• [Assigned task] Can you quote exactly the stretch of lines from the one with "Give me the" through the final line of the material, both ends included?

____

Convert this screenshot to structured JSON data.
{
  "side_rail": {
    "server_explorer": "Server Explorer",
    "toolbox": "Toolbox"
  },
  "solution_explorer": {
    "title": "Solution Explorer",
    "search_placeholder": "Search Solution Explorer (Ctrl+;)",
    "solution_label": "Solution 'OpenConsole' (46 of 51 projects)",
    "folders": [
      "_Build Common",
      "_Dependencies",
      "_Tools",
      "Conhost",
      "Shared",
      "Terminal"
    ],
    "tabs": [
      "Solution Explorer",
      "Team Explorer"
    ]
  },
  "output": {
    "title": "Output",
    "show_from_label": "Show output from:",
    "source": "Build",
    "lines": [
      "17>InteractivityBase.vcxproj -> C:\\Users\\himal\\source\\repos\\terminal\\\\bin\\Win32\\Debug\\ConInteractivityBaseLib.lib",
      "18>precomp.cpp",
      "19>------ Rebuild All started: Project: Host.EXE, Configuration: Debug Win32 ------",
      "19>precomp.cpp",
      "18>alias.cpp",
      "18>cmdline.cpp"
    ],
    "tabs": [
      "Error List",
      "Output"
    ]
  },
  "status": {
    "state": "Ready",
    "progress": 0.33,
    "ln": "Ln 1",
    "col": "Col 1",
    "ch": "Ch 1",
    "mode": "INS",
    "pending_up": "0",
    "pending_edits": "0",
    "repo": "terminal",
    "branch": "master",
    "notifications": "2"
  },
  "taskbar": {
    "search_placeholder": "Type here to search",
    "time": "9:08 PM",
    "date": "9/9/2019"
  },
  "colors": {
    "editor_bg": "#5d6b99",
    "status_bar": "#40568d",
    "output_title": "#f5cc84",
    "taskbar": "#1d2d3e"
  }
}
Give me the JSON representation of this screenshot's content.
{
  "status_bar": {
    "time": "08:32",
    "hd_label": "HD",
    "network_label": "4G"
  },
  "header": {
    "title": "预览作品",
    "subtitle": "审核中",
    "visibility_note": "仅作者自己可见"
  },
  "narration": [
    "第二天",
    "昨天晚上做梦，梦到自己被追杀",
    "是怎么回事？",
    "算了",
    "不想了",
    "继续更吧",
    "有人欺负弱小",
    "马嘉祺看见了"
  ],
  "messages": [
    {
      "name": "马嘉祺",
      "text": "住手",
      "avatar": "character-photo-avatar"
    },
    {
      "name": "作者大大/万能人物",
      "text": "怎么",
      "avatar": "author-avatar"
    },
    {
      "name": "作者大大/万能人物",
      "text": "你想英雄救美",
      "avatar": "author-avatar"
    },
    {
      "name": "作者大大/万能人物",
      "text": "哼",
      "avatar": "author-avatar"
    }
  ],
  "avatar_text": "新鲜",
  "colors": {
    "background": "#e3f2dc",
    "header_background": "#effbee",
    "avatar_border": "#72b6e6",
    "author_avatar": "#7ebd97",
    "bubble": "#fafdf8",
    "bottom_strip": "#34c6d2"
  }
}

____

• [Output for this task]
Give me the JSON representation of this screenshot's content.
{
  "status_bar": {
    "time": "08:32",
    "hd_label": "HD",
    "network_label": "4G"
  },
  "header": {
    "title": "预览作品",
    "subtitle": "审核中",
    "visibility_note": "仅作者自己可见"
  },
  "narration": [
    "第二天",
    "昨天晚上做梦，梦到自己被追杀",
    "是怎么回事？",
    "算了",
    "不想了",
    "继续更吧",
    "有人欺负弱小",
    "马嘉祺看见了"
  ],
  "messages": [
    {
      "name": "马嘉祺",
      "text": "住手",
      "avatar": "character-photo-avatar"
    },
    {
      "name": "作者大大/万能人物",
      "text": "怎么",
      "avatar": "author-avatar"
    },
    {
      "name": "作者大大/万能人物",
      "text": "你想英雄救美",
      "avatar": "author-avatar"
    },
    {
      "name": "作者大大/万能人物",
      "text": "哼",
      "avatar": "author-avatar"
    }
  ],
  "avatar_text": "新鲜",
  "colors": {
    "background": "#e3f2dc",
    "header_background": "#effbee",
    "avatar_border": "#72b6e6",
    "author_avatar": "#7ebd97",
    "bubble": "#fafdf8",
    "bottom_strip": "#34c6d2"
  }
}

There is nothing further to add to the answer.